7. The Power of the Dog
Jane Campion exquisitely adapts Thomas Savage’s Western novel of toxic masculinity, enveloping us in the story’s unhurried rhythms. Using her homeland of New Zealand as 1920s Montana, Campion presents us with a grand, big-sky Western in the tradition of old-school Hollywood. Phil Burbank (Benedict Cumberbatch, a career-best performance) is a malignant rancher determined to wreck the happiness of his much sweeter brother (Jesse Plemons), his sister-in-law (Kirsten Dunst), and her son (Kodi Smit-McPhee). The Power of the Dog unfolds as a thriller, superbly directed with scenes of unbearable tension. It’s a highly controlled piece of filmmaking where every element – the performances, Johnny Greenwood’s score, Ari Wegner’s cinematography, and Peter Sciberra’s editing – works in unison to produce an absolute stunner. Streaming on Netflix.

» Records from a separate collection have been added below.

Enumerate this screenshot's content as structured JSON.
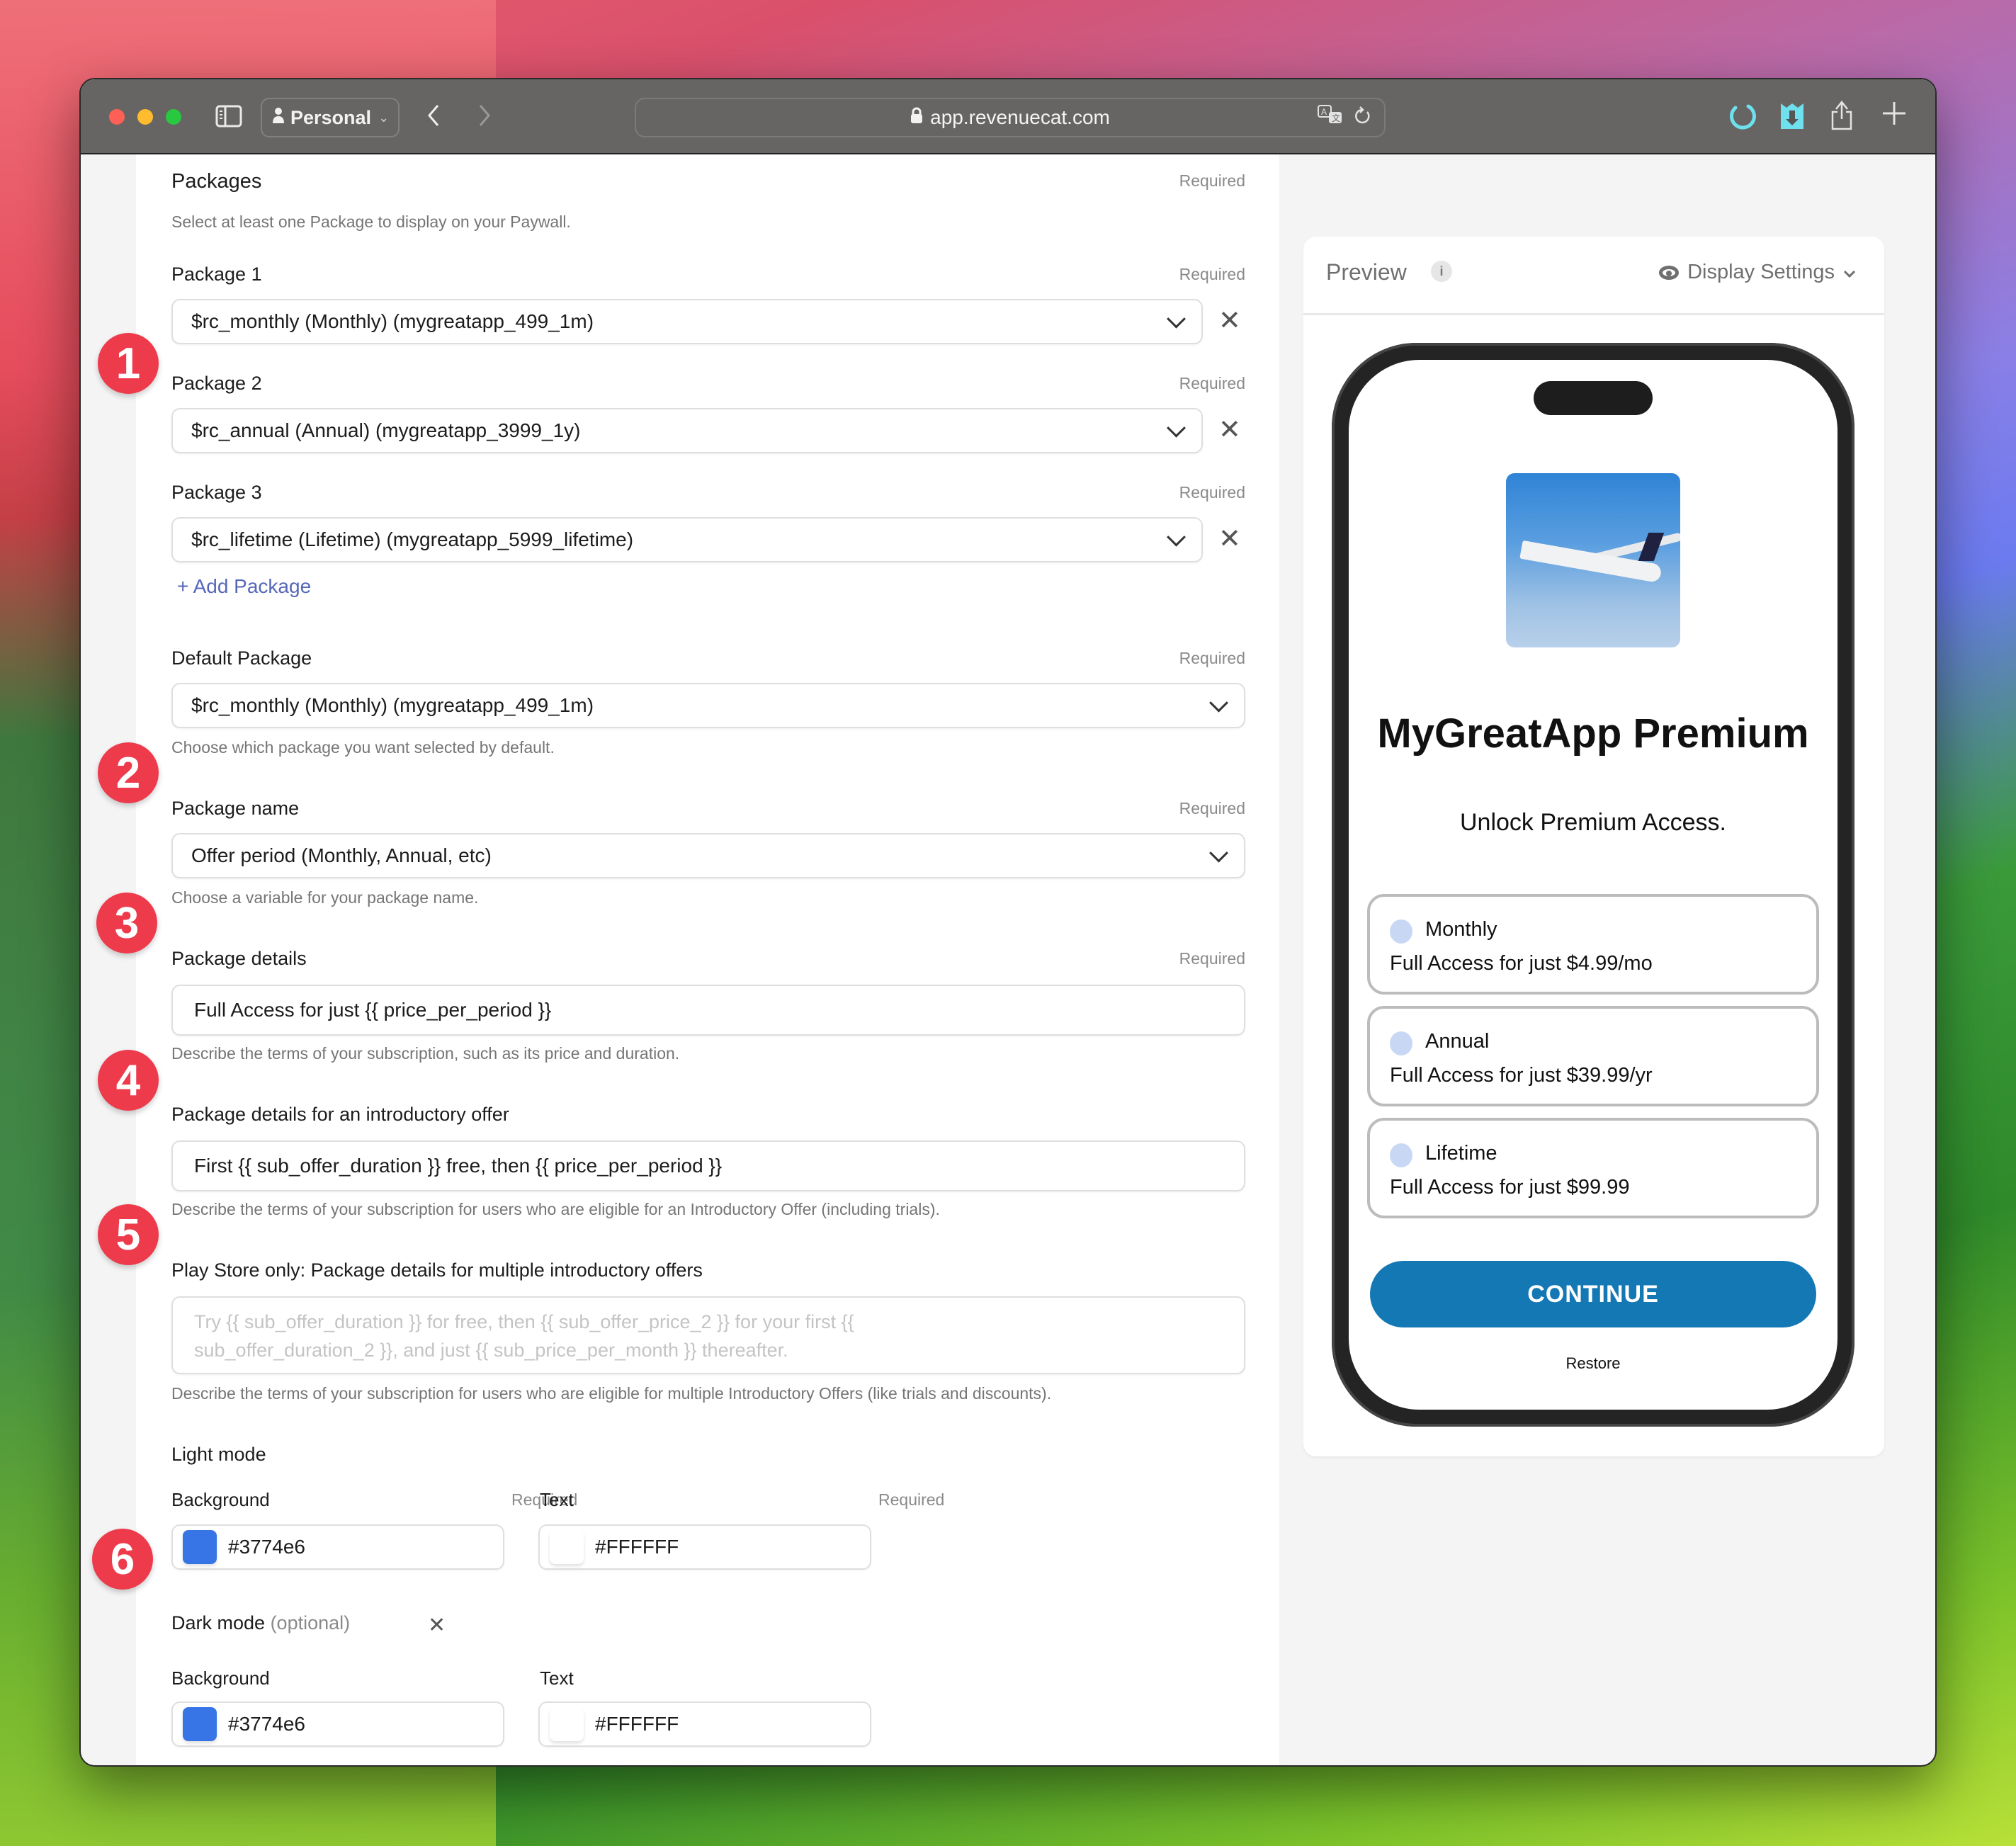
{
  "browser": {
    "profile_label": "Personal",
    "url": "app.revenuecat.com",
    "icons": [
      "sidebar-toggle-icon",
      "back-icon",
      "forward-icon",
      "lock-icon",
      "translate-icon",
      "reload-icon",
      "loading-spinner-icon",
      "extension-icon",
      "share-icon",
      "new-tab-icon"
    ]
  },
  "form": {
    "required_label": "Required",
    "packages": {
      "title": "Packages",
      "help": "Select at least one Package to display on your Paywall.",
      "items": [
        {
          "label": "Package 1",
          "value": "$rc_monthly (Monthly) (mygreatapp_499_1m)"
        },
        {
          "label": "Package 2",
          "value": "$rc_annual (Annual) (mygreatapp_3999_1y)"
        },
        {
          "label": "Package 3",
          "value": "$rc_lifetime (Lifetime) (mygreatapp_5999_lifetime)"
        }
      ],
      "add_label": "+ Add Package"
    },
    "default_package": {
      "label": "Default Package",
      "value": "$rc_monthly (Monthly) (mygreatapp_499_1m)",
      "help": "Choose which package you want selected by default."
    },
    "package_name": {
      "label": "Package name",
      "value": "Offer period (Monthly, Annual, etc)",
      "help": "Choose a variable for your package name."
    },
    "package_details": {
      "label": "Package details",
      "value": "Full Access for just {{ price_per_period }}",
      "help": "Describe the terms of your subscription, such as its price and duration."
    },
    "intro_offer": {
      "label": "Package details for an introductory offer",
      "value": "First {{ sub_offer_duration }} free, then {{ price_per_period }}",
      "help": "Describe the terms of your subscription for users who are eligible for an Introductory Offer (including trials)."
    },
    "multi_intro": {
      "label": "Play Store only: Package details for multiple introductory offers",
      "placeholder_line1": "Try {{ sub_offer_duration }} for free, then {{ sub_offer_price_2 }} for your first {{",
      "placeholder_line2": "sub_offer_duration_2 }}, and just {{ sub_price_per_month }} thereafter.",
      "help": "Describe the terms of your subscription for users who are eligible for multiple Introductory Offers (like trials and discounts)."
    },
    "light_mode": {
      "title": "Light mode",
      "background_label": "Background",
      "background_value": "#3774e6",
      "text_label": "Text",
      "text_value": "#FFFFFF"
    },
    "dark_mode": {
      "title": "Dark mode",
      "optional": "(optional)",
      "background_label": "Background",
      "background_value": "#3774e6",
      "text_label": "Text",
      "text_value": "#FFFFFF"
    }
  },
  "badges": [
    "1",
    "2",
    "3",
    "4",
    "5",
    "6"
  ],
  "preview": {
    "title": "Preview",
    "info": "i",
    "display_settings": "Display Settings",
    "app_title": "MyGreatApp Premium",
    "subtitle": "Unlock Premium Access.",
    "plans": [
      {
        "name": "Monthly",
        "desc": "Full Access for just $4.99/mo"
      },
      {
        "name": "Annual",
        "desc": "Full Access for just $39.99/yr"
      },
      {
        "name": "Lifetime",
        "desc": "Full Access for just $99.99"
      }
    ],
    "continue_label": "CONTINUE",
    "restore_label": "Restore"
  },
  "colors": {
    "badge": "#ee3b4c",
    "continue_button": "#1478b4",
    "swatch_blue": "#3774e6",
    "swatch_white": "#FFFFFF",
    "link": "#5667b8"
  }
}
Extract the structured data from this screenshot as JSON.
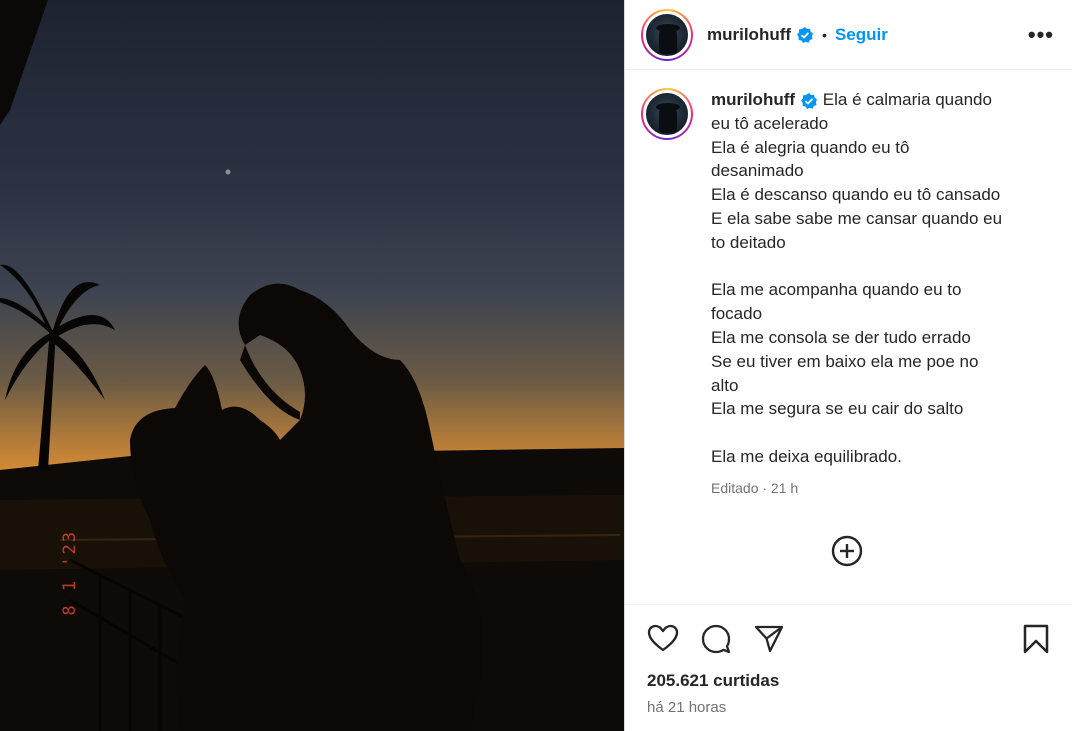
{
  "post": {
    "username": "murilohuff",
    "follow_label": "Seguir",
    "separator": "•",
    "more_label": "•••",
    "caption_lines": [
      "Ela é calmaria quando",
      "eu tô acelerado",
      "Ela é alegria quando eu tô",
      "desanimado",
      "Ela é descanso quando eu tô cansado",
      "E ela sabe sabe me cansar quando eu",
      "to deitado",
      "",
      "Ela me acompanha quando eu to",
      "focado",
      "Ela me consola se der tudo errado",
      "Se eu tiver em baixo ela me poe no",
      "alto",
      "Ela me segura se eu cair do salto",
      "",
      "Ela me deixa equilibrado."
    ],
    "caption_meta": "Editado · 21 h",
    "likes": "205.621 curtidas",
    "posted_ago": "há 21 horas"
  },
  "photo": {
    "date_stamp": "8 1 '23"
  },
  "icons": {
    "verified": "verified-badge-icon",
    "add_comment": "add-circle-icon",
    "like": "heart-icon",
    "comment": "comment-icon",
    "share": "send-icon",
    "save": "bookmark-icon"
  },
  "colors": {
    "accent": "#0095f6",
    "text": "#262626",
    "muted": "#737373",
    "date_stamp": "#e0422b"
  }
}
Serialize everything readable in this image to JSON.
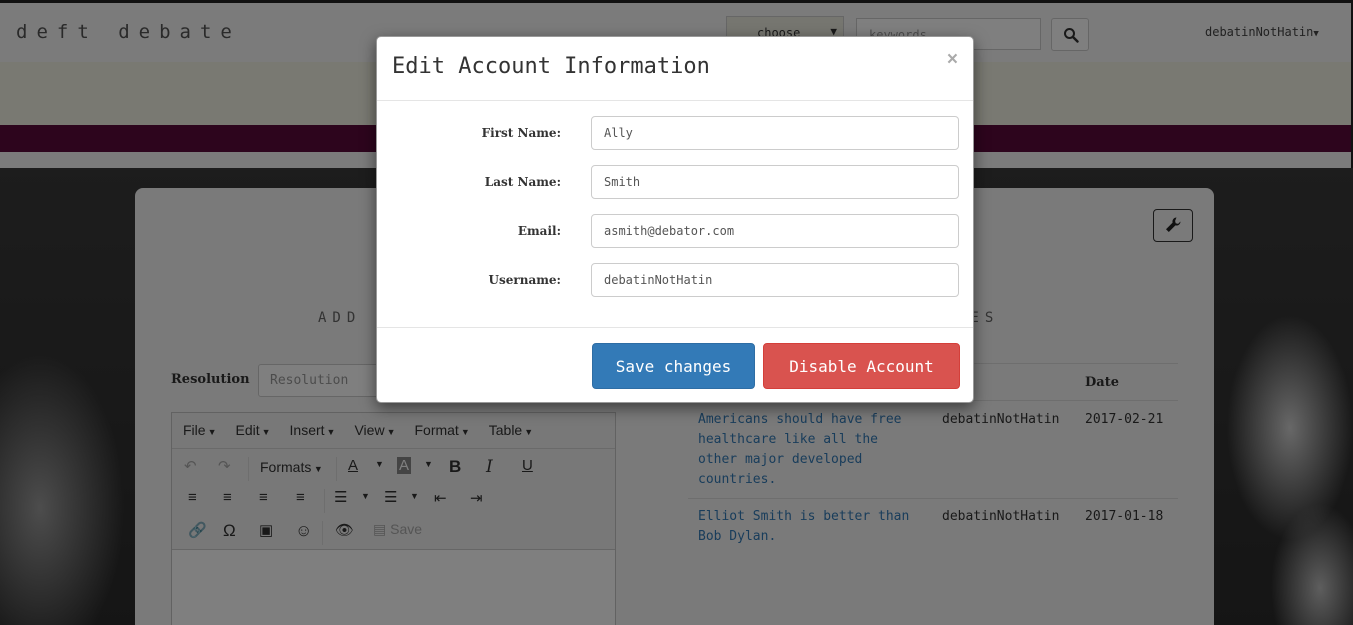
{
  "navbar": {
    "brand": "deft debate",
    "choose_label": "choose",
    "search_placeholder": "keywords",
    "user_label": "debatinNotHatin"
  },
  "panel": {
    "left_section_heading": "ADD",
    "right_section_heading": "TES",
    "resolution_label": "Resolution",
    "resolution_placeholder": "Resolution",
    "editor": {
      "menus": [
        "File",
        "Edit",
        "Insert",
        "View",
        "Format",
        "Table"
      ],
      "formats_label": "Formats",
      "save_label": "Save"
    },
    "table": {
      "date_header": "Date",
      "rows": [
        {
          "title": "Americans should have free healthcare like all the other major developed countries.",
          "title_lines": [
            "Americans should have free",
            "healthcare like all the",
            "other major developed",
            "countries."
          ],
          "user": "debatinNotHatin",
          "date": "2017-02-21"
        },
        {
          "title": "Elliot Smith is better than Bob Dylan.",
          "title_lines": [
            "Elliot Smith is better than",
            "Bob Dylan."
          ],
          "user": "debatinNotHatin",
          "date": "2017-01-18"
        }
      ]
    }
  },
  "modal": {
    "title": "Edit Account Information",
    "close": "×",
    "fields": [
      {
        "label": "First Name:",
        "value": "Ally"
      },
      {
        "label": "Last Name:",
        "value": "Smith"
      },
      {
        "label": "Email:",
        "value": "asmith@debator.com"
      },
      {
        "label": "Username:",
        "value": "debatinNotHatin"
      }
    ],
    "save_button": "Save changes",
    "disable_button": "Disable Account"
  },
  "colors": {
    "primary": "#337ab7",
    "danger": "#d9534f",
    "banner": "#5a0a3a"
  }
}
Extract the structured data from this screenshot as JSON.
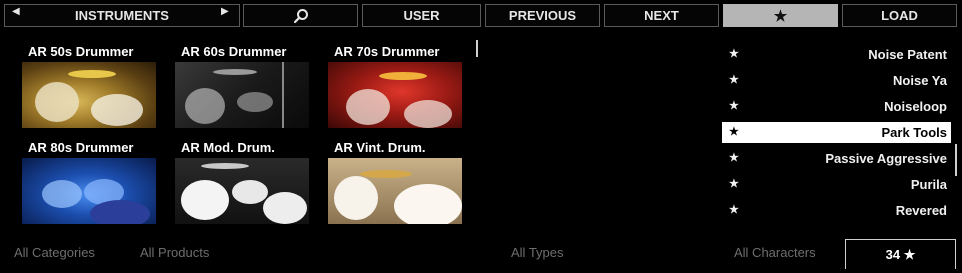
{
  "toolbar": {
    "instruments_label": "INSTRUMENTS",
    "left_arrow": "◀",
    "right_arrow": "▶",
    "user_label": "USER",
    "previous_label": "PREVIOUS",
    "next_label": "NEXT",
    "favorites_glyph": "★",
    "load_label": "LOAD"
  },
  "products": [
    {
      "name": "AR 50s Drummer"
    },
    {
      "name": "AR 60s Drummer"
    },
    {
      "name": "AR 70s Drummer"
    },
    {
      "name": "AR 80s Drummer"
    },
    {
      "name": "AR Mod. Drum."
    },
    {
      "name": "AR Vint. Drum."
    }
  ],
  "presets": [
    {
      "star": "★",
      "label": "Noise Patent"
    },
    {
      "star": "★",
      "label": "Noise Ya"
    },
    {
      "star": "★",
      "label": "Noiseloop"
    },
    {
      "star": "★",
      "label": "Park Tools"
    },
    {
      "star": "★",
      "label": "Passive Aggressive"
    },
    {
      "star": "★",
      "label": "Purila"
    },
    {
      "star": "★",
      "label": "Revered"
    }
  ],
  "selected_preset": "Park Tools",
  "filters": {
    "categories": "All Categories",
    "products": "All Products",
    "types": "All Types",
    "characters": "All Characters"
  },
  "result_count": "34 ★",
  "colors": {
    "background": "#000000",
    "active_button": "#b5b5b5",
    "selected_row": "#ffffff",
    "muted_text": "#6e6e6e"
  }
}
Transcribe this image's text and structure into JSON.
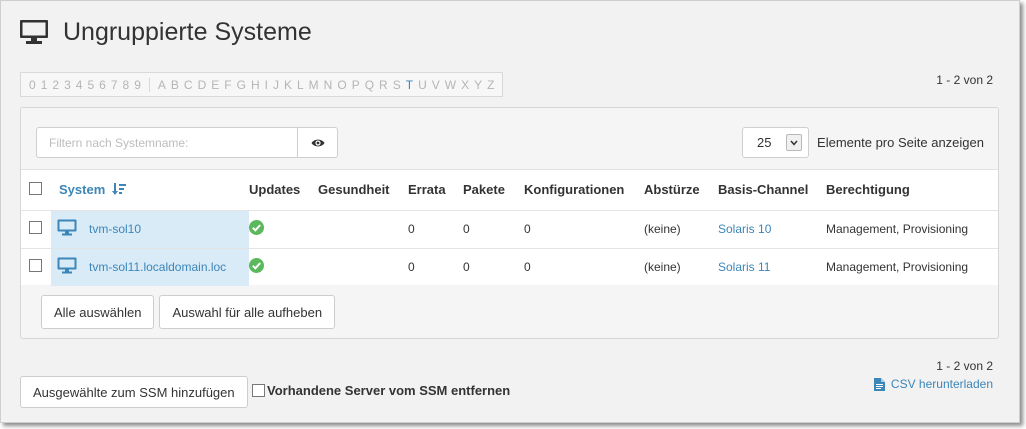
{
  "page": {
    "title": "Ungruppierte Systeme",
    "title_icon": "monitor-icon"
  },
  "alphabet": {
    "digits": [
      "0",
      "1",
      "2",
      "3",
      "4",
      "5",
      "6",
      "7",
      "8",
      "9"
    ],
    "letters": [
      "A",
      "B",
      "C",
      "D",
      "E",
      "F",
      "G",
      "H",
      "I",
      "J",
      "K",
      "L",
      "M",
      "N",
      "O",
      "P",
      "Q",
      "R",
      "S",
      "T",
      "U",
      "V",
      "W",
      "X",
      "Y",
      "Z"
    ],
    "active": [
      "T"
    ]
  },
  "pagination": {
    "top": "1 - 2 von 2",
    "bottom": "1 - 2 von 2"
  },
  "filter": {
    "placeholder": "Filtern nach Systemname:",
    "value": "",
    "button_icon": "eye-icon"
  },
  "per_page": {
    "value": "25",
    "label": "Elemente pro Seite anzeigen"
  },
  "table": {
    "columns": [
      "System",
      "Updates",
      "Gesundheit",
      "Errata",
      "Pakete",
      "Konfigurationen",
      "Abstürze",
      "Basis-Channel",
      "Berechtigung"
    ],
    "sort_icon": "sort-desc-icon",
    "rows": [
      {
        "system": "tvm-sol10",
        "updates": "check-icon",
        "gesundheit": "",
        "errata": "0",
        "pakete": "0",
        "konfigurationen": "0",
        "abstuerze": "(keine)",
        "channel": "Solaris 10",
        "berechtigung": "Management, Provisioning"
      },
      {
        "system": "tvm-sol11.localdomain.loc",
        "updates": "check-icon",
        "gesundheit": "",
        "errata": "0",
        "pakete": "0",
        "konfigurationen": "0",
        "abstuerze": "(keine)",
        "channel": "Solaris 11",
        "berechtigung": "Management, Provisioning"
      }
    ]
  },
  "buttons": {
    "select_all": "Alle auswählen",
    "unselect_all": "Auswahl für alle aufheben",
    "add_ssm": "Ausgewählte zum SSM hinzufügen",
    "remove_ssm": "Vorhandene Server vom SSM entfernen",
    "csv": "CSV herunterladen"
  },
  "colors": {
    "link": "#3c86b8",
    "ok_green": "#5cb85c",
    "selected_cell": "#d8ebf7"
  }
}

It’s been a while but here’s a Nicolas Cage role worthy of his enormous talent. Cage plays a recluse living in a remote cabin in the Oregon wilderness whose only companion is a beloved truffle pig. When the pig is kidnapped, Rob returns to the Portland culinary scene, where he was a once celebrated chef, to try to save her. This sounds like the sort of “Give me back my pig!!!” revenge actioner that would provide us with an over-the-top Cage performance and so I was unprepared for where this peculiar film took me. Director and co-writer Michael Sarnoski completely upends our expectations, presenting us with a heartfelt portrait of grief whilst drawing a brilliantly restrained performance from Cage. Currently streaming on Crave.
9. Riders of Justice
Riders of Justice is the kind of R-rated action/revenge thriller/absurdist comedy that Hollywood seems to have forgotten how to make so I’m thankful for this Danish export. After losing his wife in a train accident, a gruff marine (Mads Mikkelsen) is informed by a trio of analysts that it is statistically near impossible for this tragic event to be an accident and that it was likely orchestrated by a biker gang known as the Riders of Justice. The revenge story that follows isn’t what you’d expect; writer-director Anders Thomas Jensen is more interested in using this setup as a means of exploring questions of randomness vs. determinism, and how we try to draw meaning from a senseless world. Available to rent.
10. Saint Maud
Writer-director Rose Glass’ astonishing debut feature buries us in a deeply horrifying place: the title character’s mind. Maud (Morfydd Clark, a revelation) is a newly born-again Christian caregiver resolved to save the soul of her patient (Jennifer Ehle). As Maud spirals into a self-destructive obsession, this disquieting chamber piece turns into a visceral psych/body horror. Glass tightens the screws and doesn’t let go, building to a shocking final shot that has been seared into my brain. I had nightmares after seeing this one. I wish I could have seen this with a Midnight Madness audience. Currently streaming on Netflix.
Honorable Mentions: “Drive My Car”, “Flee”, “Judas and the Black Messiah”, “Quo Vadis, Aida”, “Summer of Soul”, “Those Who Wish Me Dead”, “The Velvet Underground”